Inizan now has more than a million. -- HS
6.55pm: Andre adds to giant stack
Andre Einbrodt has been eliminated by Stefan Huber to put Huber's stack up to 1,620,000. Huber raised and then snap-called Einbrodt's all in push. Einbrodt tabled [a][j] but he'd run into Huber's K♥K♦. The board offered no help and that was all for Einbrodt. --MC
6.45pm: Ainsworth in freefall
Team PokerStars Pro Jude Ainsworth is now down to 400,000, with two hands doing significant damage to his once-huge stack. First he managed to double up Alfonso Amendola. The Italian had made it 38,000 pre-flop and Ainsworth, believing he could make him put down his hand, moved all-in. Amendola thought for a moment or so before making the call.
No dramas came on the 6♠3♣[10d]Q♥J♥ board and Amendola doubled up to 820,000.
Soon after, Ainsworth got involved again, this time with Christophe Gross. There was already 200,000 in the middle and on the 8♠[10c]9♥ flop Ainsworth made it 72,000 and Gross called. Ainsworth then checked the 5♥ turn and folded when Gross put out 123,000. -- SY
6.40pm: Nothing specific
Eike Seidel opened for 36,000 pre-flop which Christophe Gross re-raised to 84,000 from the button. No use being reckless, Seidel folded.
Luca Falaschi moved all-in, twice, getting no takers either time.
On a flop of A♣9♥K♣ Roland Reckeweg bet big, 250,000. Marc Inizan was on his left and moved all in, sending Reckeweg into the tank for several minutes. It took him a while but he folded.
6.30pm: Jorgensen extends lead
Amir Tassoudji is out, yet another victim of the seemingly unstoppable train that is Theo Jorgensen. Tassoudji raised to 36,000 from early position and Jorgensen called from the big blind. The flop was K♦6♦A♥ - then it kicked off. Tassoudji made it 56,000, Jorgensen re-raised to 112,000, Tassoudji moved all in for around 330,000 more - call.
"You have a set?" asked Tassoudji.
"Yes," replied Jorgensen
The 2♣ turn and the 3♦ river changed nothing, and Jorgensen raked in another tidy profit. -- SY
6.20pm: Nathwani thaws Thew
Julian Thew is out, sorry to say, although he provided a story right to the last. He open shoved for 240,000 with [10d]8♦ but ran headlong into Ketul Nathwani's aces.
Thew has remarkable resilience though and this flop was one for the Thew purists: [10h]8♠9♦. That's an aces-cracking board for the Team PokerStars Pro, but the pendulum swung back to Nathwani with the A♥ turn.

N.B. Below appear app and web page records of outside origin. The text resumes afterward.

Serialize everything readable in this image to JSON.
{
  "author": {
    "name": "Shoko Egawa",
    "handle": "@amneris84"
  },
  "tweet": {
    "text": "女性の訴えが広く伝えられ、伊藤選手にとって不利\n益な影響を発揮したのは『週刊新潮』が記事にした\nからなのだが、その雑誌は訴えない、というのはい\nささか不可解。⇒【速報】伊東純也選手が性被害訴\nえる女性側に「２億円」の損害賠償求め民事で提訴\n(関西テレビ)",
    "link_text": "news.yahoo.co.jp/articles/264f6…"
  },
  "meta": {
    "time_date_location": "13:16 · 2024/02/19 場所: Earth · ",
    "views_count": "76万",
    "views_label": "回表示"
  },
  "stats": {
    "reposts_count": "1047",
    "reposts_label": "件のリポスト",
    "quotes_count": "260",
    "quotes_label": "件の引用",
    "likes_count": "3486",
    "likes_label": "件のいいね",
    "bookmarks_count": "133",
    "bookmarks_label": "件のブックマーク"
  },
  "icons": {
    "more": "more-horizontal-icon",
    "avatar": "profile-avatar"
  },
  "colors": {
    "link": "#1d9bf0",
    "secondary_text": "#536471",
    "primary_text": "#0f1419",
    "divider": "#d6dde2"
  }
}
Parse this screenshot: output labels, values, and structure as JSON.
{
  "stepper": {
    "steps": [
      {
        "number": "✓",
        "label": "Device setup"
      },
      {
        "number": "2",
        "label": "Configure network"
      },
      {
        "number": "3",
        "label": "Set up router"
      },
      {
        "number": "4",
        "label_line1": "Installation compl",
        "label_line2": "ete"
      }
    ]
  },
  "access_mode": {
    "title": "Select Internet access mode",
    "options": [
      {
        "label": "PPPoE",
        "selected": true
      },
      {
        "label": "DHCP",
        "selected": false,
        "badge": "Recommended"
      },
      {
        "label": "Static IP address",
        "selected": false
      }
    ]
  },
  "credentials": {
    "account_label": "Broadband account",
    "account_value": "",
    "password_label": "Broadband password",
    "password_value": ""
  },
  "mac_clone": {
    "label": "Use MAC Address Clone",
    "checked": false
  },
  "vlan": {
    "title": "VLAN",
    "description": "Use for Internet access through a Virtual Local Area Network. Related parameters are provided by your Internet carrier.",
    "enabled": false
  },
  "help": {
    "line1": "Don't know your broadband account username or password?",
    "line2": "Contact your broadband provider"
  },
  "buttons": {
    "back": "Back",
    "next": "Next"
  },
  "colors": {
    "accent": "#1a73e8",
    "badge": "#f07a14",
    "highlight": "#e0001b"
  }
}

The 5♥ river was irrelevant. -- HS
6.10pm: We're back
No news on whether or not there will be a dinner break today but we play on into level 21 regardless. Just 45 players remain and we play on tonight until a further 21 have been eliminated. Check out the latest finisher on the payout page while the current scores are available on the chip count page.
PokerStars Blog reporting team (in order of where they believe Alfonso Amendola will finish EPT Berlin): Marc Convey (ninth), Simon Young (21st), Stephen Bartley (26th), Howard Swains (32nd).